An “insurrection,” as the dictionary will tell you, is a violent uprising against a government or other established authority. Unlike the violent riots that swept the country in the summer of 2020—riots that caused some $2 billion in property damage and claimed more than 20 lives—the January 6 protest at the Capitol building in Washington, D.C. lasted a few hours, caused minimal damage, and the only person directly killed was an unarmed female Trump supporter who was shot by a Capitol Police officer. It was, as Tucker Carlson said shortly after the event, a political protest that “got out of hand.”
The January 6 insurrection hoax prompts lots of questions.
Why, for example, did the government mobilize 26,000 federal troops from all across the country to surround “the people’s house” following January 6? Why were those troops subjected to FBI vetting, with some of them sent packing?
Why is there some 14,000 hours of video footage of the event on January 6 that the government refuses to release? What are they afraid of letting the public see? More scenes of security guards actually opening doors and politely ushering in protesters? More pictures of FBI informants covertly salted among the crowd?
A lesson was perfectly expressed by Donald Trump when he reflected on the unremitting tsunami of hostility that he faced as President. “They’re after you,” he more than once told his supporters. “I’m just in the way.”
The following is adapted from a speech delivered on April 27, 2021, in Franklin, Tennessee, at a Hillsdale College National Leadership Seminar.
In 2007, America had one pediatric gender clinic; today there are hundreds.

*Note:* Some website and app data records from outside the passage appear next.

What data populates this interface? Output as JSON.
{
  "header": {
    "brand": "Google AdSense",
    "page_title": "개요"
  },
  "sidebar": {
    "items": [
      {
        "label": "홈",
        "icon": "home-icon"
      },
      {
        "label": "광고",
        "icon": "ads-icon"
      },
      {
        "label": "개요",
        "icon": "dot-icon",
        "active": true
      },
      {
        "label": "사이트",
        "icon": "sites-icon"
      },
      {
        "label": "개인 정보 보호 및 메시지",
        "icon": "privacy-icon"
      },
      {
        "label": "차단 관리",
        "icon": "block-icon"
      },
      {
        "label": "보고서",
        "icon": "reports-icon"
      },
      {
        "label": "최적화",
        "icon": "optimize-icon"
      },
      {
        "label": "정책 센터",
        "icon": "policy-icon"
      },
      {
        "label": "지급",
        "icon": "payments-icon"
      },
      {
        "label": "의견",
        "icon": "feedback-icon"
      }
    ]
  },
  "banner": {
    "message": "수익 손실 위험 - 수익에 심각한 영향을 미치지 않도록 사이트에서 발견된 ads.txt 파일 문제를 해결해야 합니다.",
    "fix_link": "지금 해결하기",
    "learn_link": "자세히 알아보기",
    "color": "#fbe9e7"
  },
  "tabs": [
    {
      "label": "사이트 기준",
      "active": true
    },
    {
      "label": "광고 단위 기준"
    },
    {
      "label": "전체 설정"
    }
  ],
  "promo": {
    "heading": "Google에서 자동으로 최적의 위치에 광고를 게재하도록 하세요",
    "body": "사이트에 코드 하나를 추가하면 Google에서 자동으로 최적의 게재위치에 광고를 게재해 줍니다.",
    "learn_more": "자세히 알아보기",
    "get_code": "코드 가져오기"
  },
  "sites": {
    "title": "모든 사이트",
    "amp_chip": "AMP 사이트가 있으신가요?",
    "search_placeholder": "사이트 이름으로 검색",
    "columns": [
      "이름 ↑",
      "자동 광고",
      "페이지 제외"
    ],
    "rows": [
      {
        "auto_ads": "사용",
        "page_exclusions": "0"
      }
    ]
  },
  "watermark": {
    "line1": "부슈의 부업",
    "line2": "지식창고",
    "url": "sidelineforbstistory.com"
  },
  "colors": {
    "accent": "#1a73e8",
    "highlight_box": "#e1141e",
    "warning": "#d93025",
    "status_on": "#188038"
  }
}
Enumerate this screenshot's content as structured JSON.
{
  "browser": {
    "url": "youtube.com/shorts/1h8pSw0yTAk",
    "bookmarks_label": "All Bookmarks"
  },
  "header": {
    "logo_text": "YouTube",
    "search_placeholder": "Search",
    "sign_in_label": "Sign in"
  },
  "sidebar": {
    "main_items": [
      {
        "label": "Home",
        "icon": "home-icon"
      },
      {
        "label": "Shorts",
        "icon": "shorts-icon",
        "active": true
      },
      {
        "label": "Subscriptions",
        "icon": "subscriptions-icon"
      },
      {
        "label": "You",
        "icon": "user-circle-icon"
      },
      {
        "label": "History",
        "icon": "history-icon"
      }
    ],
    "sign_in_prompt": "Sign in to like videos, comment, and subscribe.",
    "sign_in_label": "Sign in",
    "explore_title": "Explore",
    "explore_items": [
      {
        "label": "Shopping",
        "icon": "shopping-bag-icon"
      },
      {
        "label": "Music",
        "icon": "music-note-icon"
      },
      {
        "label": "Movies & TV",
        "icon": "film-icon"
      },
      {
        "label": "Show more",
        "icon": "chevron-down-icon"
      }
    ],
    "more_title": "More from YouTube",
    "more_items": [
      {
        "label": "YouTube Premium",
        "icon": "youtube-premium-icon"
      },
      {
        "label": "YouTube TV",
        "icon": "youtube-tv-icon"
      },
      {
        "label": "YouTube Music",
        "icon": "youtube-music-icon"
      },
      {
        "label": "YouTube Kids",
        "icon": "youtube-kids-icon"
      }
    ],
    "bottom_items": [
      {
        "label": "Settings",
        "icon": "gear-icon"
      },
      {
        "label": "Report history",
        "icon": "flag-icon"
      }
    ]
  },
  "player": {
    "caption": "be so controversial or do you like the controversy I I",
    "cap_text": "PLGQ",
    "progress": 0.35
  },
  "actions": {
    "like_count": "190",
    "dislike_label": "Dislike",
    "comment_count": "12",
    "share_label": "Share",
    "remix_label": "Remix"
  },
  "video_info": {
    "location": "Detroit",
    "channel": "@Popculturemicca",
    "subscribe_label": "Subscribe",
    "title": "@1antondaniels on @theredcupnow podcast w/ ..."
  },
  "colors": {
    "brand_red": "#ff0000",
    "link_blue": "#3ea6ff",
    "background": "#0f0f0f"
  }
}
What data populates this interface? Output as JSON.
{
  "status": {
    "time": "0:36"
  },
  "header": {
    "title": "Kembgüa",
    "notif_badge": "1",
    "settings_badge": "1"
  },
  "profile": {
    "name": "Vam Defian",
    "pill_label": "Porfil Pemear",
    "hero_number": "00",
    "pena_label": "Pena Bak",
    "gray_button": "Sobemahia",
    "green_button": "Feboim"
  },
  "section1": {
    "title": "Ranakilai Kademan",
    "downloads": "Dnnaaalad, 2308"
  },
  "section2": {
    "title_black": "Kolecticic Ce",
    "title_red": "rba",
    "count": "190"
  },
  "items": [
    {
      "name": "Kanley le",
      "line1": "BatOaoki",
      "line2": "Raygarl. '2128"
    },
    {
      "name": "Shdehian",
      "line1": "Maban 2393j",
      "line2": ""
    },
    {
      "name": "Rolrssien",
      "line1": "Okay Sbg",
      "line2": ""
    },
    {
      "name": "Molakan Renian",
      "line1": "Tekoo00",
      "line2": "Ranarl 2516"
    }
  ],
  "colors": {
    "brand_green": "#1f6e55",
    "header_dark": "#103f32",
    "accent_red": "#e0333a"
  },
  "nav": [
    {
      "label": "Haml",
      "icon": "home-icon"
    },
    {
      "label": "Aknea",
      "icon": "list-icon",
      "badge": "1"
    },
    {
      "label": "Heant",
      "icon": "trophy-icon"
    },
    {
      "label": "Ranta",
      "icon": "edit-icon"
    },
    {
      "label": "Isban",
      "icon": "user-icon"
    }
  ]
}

Testosterone is readily available to adolescents from places like Planned Parenthood and Kaiser, often on a first visit—without even a therapist’s note.
How did we get to this point? How is it that we are all supposed to pretend that the only way you can know I’m a woman is if I tell you my pronouns? How did we get to an America in which a 13-year-old in the State of Washington can begin “gender affirming” therapy without her parents’ consent? How did we get to an America in which a 15-year-old in Oregon can undergo “top surgery”—elective double mastectomy—without her parents’ permission? And what can we do about it?

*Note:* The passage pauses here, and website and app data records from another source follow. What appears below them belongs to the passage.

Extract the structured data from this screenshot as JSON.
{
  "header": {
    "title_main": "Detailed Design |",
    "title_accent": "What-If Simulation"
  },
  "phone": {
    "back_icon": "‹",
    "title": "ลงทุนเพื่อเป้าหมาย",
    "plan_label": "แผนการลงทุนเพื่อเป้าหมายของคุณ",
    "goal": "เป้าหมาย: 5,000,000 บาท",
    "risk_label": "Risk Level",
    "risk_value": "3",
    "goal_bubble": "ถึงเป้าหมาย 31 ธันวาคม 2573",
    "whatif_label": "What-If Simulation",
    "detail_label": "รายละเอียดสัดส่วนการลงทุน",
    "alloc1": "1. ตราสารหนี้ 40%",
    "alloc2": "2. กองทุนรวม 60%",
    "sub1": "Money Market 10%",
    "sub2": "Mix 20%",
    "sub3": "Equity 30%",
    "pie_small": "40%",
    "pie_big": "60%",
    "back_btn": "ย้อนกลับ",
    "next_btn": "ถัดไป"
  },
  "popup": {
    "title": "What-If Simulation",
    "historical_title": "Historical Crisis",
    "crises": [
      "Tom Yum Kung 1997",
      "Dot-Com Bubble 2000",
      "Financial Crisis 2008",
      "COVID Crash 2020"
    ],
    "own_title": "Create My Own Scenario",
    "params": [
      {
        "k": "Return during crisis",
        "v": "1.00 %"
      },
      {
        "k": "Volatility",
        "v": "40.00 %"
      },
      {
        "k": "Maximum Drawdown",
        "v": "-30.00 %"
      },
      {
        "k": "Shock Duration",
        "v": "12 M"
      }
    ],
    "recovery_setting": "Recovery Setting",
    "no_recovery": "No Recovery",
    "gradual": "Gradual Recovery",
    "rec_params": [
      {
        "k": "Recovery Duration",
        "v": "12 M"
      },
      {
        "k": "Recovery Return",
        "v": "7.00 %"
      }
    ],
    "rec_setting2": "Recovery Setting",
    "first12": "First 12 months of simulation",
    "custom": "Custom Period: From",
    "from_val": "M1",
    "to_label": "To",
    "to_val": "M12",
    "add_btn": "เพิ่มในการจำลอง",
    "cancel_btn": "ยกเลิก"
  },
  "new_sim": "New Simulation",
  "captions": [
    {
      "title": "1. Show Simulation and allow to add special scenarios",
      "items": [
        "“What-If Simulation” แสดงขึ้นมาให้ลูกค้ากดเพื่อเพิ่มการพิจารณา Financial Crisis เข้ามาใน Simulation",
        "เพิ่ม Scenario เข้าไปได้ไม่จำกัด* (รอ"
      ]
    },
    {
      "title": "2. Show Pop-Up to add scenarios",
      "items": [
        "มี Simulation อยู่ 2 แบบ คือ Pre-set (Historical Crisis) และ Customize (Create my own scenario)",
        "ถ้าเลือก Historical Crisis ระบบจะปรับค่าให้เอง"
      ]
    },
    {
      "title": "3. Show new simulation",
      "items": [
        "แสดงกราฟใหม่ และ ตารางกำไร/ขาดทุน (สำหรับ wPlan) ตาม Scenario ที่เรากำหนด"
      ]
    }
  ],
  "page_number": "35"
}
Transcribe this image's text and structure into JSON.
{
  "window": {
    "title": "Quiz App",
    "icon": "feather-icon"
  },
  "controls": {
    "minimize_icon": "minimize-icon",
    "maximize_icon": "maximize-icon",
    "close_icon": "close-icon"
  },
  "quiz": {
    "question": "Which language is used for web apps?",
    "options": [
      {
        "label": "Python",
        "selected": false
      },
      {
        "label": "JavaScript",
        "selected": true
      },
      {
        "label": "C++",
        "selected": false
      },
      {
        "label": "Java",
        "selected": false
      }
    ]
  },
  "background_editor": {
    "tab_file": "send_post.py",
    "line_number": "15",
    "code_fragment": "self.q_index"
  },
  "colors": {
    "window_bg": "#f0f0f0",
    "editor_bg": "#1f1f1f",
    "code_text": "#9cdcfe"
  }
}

#HillsdaleCollege #GenderIdeology #GenderAffirming #ParentalConsent
Rev. Robert A. Sirico is co-founder and president of the Acton Institute for the Study of Religion and Liberty. He received his Master of Divinity degree from the Catholic University of America, following undergraduate study at the University of Southern California and the University of London. He has written for a variety of journals, including the New York Times, the Wall Street Journal, Forbes, the London Financial Times, the Washington Times, the Detroit News and National Review. A member of the Mont Pelerin Society, the American Academy of Religion, and the Philadelphia Society, he is also currently pastor of St. Mary Catholic Church in Kalamazoo, Michigan.
The following is adapted from a speech delivered at Hillsdale College on October 27, 2006, at the first annual Free Market Forum, sponsored by the College’s Center for the Study of Monetary Systems and Free Enterprise.
#HillsdaleCollege #Imprimis #RevRobertSirico #Socialism #FreeEnterprise